Jordan’s gay magazine, My Kali, has won unprecedented praise on the unofficial Facebook page of the city of Amman, the Jordanian capital.
The page put up a pro gay rights message along with a topless picture cover of Khalid, a model who is the ‘face’ of the magazine, on Monday (2 July).
In the picture, Khalid is seen wearing the Jordanian hatta (scarf). The post and picture generated massive attention and commentary over Facebook. The Amman page is one of the most popular in the country on Facebook, although it is not formally backed by the municipality.
The post in Arabic said people should ‘recognize the rights of gays in Jordan, and respect their lifestyle. To love and tolerate them is not only a good deed, but also their natural human right, just like your right for freedom and equality.
‘Stay clear from hatred… distance yourself from homophobia, and don’t call homosexuals "perverted". Any society that negotiates their rights is considered one of the greatest, liberated and most humane.
‘Remember that the fear of what’s different is the very first step towards hatred, then followed by discrimination and racism. Don’t be exclusionary, and deal with them as normal, like you and me. I know many gay people who are productive and amazing Ammanis.
‘They are humans just like me and you! It doesn’t take much to see we are like them and can identify with them.’
To date, the post received 214 likes, 70 people shared, and 1,419 comments, many were positive and quite a lot of homophobes also spoke out. Here is a small selection:
- ‘Thanks for this amazing topic! I’ve read so many different reactions and although there’s been many extreme, abusive, frustrated, repressed and homophobic views, Jordanian LGBT are amazingly communicating their existence, needs, and basic human/civil rights! Go guys u rock!’
- ‘All of the gays must vanish in this earth and the solution is putting a bullet through the head of each and every one of them.’
- ‘Believing in gay rights does not mean you’re gay.’
- ‘I always disagree about this… They are cursed by every religion, calling us ignorant for not admitting their "RIGHTS" is really shameful and disgusting… I don’t really care about your "personal" opinion, which you raise… to attract… attention. Please, when you want to do so, list your sick topics under your name, not under our beloved Amman.’
- ‘Yalla funny extremists! Have fun together bashing gays but remember we’re here to stay so whatever you say won’t change the fact that we are here… peace!’
- ‘Why do you people criticize the person who wrote the post as having a "weak personality" or trying to "get attention"? It’s the same thing like standing for the rights of Muslims to live in peace in Burma… Likewise it’s the right of anyone to live in peace the way they are and the way they want their life to be!’
Speaking with Gay Star News, My Kali’s Khalid said he had mixed feelings about the publicity he got: ‘I’m not sure how to feel about all of this!

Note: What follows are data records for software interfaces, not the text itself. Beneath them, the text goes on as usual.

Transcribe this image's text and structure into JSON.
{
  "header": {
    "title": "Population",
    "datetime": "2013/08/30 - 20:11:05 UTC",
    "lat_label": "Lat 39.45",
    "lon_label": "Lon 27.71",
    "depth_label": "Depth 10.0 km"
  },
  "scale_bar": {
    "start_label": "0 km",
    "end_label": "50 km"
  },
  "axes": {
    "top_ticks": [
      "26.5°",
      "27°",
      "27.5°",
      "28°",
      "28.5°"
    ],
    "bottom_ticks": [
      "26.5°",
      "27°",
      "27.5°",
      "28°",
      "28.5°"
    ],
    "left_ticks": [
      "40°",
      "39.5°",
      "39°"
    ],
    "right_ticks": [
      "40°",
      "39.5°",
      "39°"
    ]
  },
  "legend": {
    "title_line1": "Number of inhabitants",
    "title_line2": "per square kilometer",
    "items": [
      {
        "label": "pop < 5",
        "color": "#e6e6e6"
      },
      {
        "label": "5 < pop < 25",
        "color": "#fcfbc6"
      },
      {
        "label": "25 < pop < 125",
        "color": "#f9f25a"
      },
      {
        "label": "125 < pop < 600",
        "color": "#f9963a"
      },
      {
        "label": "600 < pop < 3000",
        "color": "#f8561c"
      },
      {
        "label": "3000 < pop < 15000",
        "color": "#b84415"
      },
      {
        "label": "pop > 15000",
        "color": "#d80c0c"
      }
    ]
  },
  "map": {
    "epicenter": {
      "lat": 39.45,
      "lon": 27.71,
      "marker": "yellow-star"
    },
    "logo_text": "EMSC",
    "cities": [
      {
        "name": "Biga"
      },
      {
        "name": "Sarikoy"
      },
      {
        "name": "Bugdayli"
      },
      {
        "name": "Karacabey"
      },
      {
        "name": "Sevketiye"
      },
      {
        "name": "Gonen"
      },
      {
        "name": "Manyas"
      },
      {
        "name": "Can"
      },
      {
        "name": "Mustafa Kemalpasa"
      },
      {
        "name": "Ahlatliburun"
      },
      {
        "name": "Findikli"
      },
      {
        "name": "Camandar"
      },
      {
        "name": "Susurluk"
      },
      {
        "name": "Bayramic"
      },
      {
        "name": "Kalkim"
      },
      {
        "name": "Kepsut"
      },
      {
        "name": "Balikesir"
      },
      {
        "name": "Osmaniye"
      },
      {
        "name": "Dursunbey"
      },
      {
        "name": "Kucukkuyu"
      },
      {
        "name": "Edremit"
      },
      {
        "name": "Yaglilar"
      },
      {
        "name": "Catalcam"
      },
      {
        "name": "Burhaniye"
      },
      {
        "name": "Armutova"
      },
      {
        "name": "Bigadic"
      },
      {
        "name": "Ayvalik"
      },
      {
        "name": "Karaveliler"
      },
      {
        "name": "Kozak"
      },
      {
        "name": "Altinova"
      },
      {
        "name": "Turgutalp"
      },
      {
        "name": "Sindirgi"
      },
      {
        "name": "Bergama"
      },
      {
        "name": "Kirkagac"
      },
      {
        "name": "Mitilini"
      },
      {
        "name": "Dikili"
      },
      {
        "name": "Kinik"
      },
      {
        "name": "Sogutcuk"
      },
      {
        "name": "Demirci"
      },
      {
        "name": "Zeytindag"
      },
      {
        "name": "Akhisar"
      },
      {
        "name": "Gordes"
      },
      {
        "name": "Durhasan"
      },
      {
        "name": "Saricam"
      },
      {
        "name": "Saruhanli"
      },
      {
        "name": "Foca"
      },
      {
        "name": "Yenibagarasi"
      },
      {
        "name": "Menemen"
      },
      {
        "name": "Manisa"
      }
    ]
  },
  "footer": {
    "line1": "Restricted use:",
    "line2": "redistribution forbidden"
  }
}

The article is amazing and surprising, but some of the reactions were horrible, homophobic and expected. The reaction shows you the lack of knowledge and recognition toward such minorities.
‘Amman’s Facebook page support of LGBT people is such a step forward toward – calling for tolerance and acceptance.
‘However, I am not sure if the choice of using that cover of me was the right one… It can attract hostility and I understand why that cover could provoke the public. The magazine is dedicated to LGBT people and that cover gives that sense of belonging and pride, but it could be irritating if it was distributed to the wrong public. I’m not sure if that was the right way to approach the issue.’
When asked about the attention that both he, now quite publicly an out gay man, and the magazine received Khalid answers: ‘I dealt with the public outing in late 2007. But when it comes to what’s been happening lately, it’s over whelming, because you’re dealing with a different crowed.
‘And now that we represent something, I don’t want things to be read wrongly, or used against me, personally, and to our magazine as a whole. I don’t want to be the face of what’s wrong. I want to be part of what’s ethical and moderate.’